When assessing the quality and sustainability of the distribution of a property trust you have to look at the percentage of the distribution covered by earnings less the costs of maintaining the quality of the trust’s assets such as replacing lifts, escalators and indeed incentive payments necessary to retain tenants.  Before the GFC a large number of property trusts were paying out virtually all of the rental income they collected and were not retaining sufficient funds to cover maintain the quality of their assets.  Trusts with higher distributions saw their share prices re-rated higher.  In the short term these capital improvements were covered by borrowing money and issuing new equity, but eventually these high distributions proved to be unsustainable and were cut.

Franked dividends = tax payments

Franked dividends have a tax credit attached to them which represents the amount of tax the company has already paid on behalf of their shareholders for the profit they have earned in any given year. While companies can make a range of aggressive accounting choices that can boost their earnings per share (and dividend per share), a company is extremely unlikely to maximise the tax that they pay to the government.

Firms that pay franked dividends have significantly more persistent earnings than firms that pay unfranked dividends, as it indicates that a company is building up tax credits by generating taxable earnings in Australia.

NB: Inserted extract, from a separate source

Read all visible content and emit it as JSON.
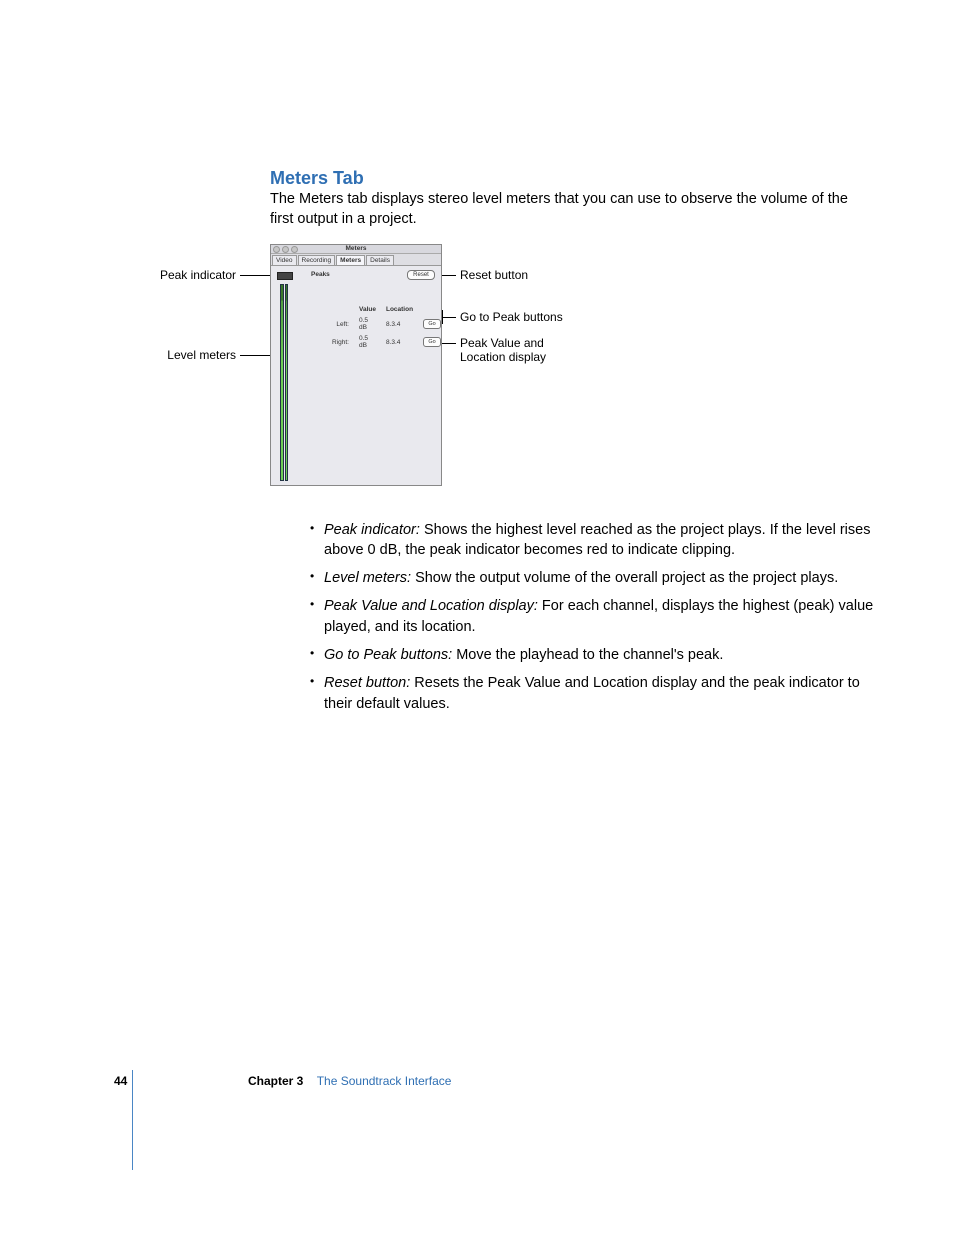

A great example of the role that franking plays in indicating the sustainability of a dividend occurred in 2014 where steel company Arrium paid unfranked dividends in 2013 and 2014. Despite paying dividends and reassuring the market as to the company’s future, Arrium conducted a massive capital raising in late 2014 to shore up a shaky balance sheet and ultimately went into administration in 2016 with debts of $4 billion. Here the lack of franking could be viewed as an indicator that the quality and sustainability of the company’s dividends was not high. However, this measure is not useful for companies such as CSL and Amcor who generate large proportions of their profits outside Australia are unable to pay fully franked earnings.

Our View

When constructing a portfolio designed to deliver income above the meagre returns being offered by term deposits, Atlas see that it is not enough simply to pick high yielding securities. In selecting yield stocks investors should make a detailed assessment of the ability of a company to continue paying and growing distributions ahead of inflation.

Demographic change will see more investors are moving from the accumulation to the retirement phase, which will increase demand for equity fund managers to deliver income to investors. This could be very interesting as in the fund’s management world, the vast majority of the focus is on growing capital by buying stocks that the fund manager believes will rise dramatically. This growth approach typically results in swings in the value of portfolios and minimal dividends. Alternatively an “income approach” to investing involves thinking about how an investor’s capital can be deployed to deliver ongoing income necessary to fund a comfortable retirement.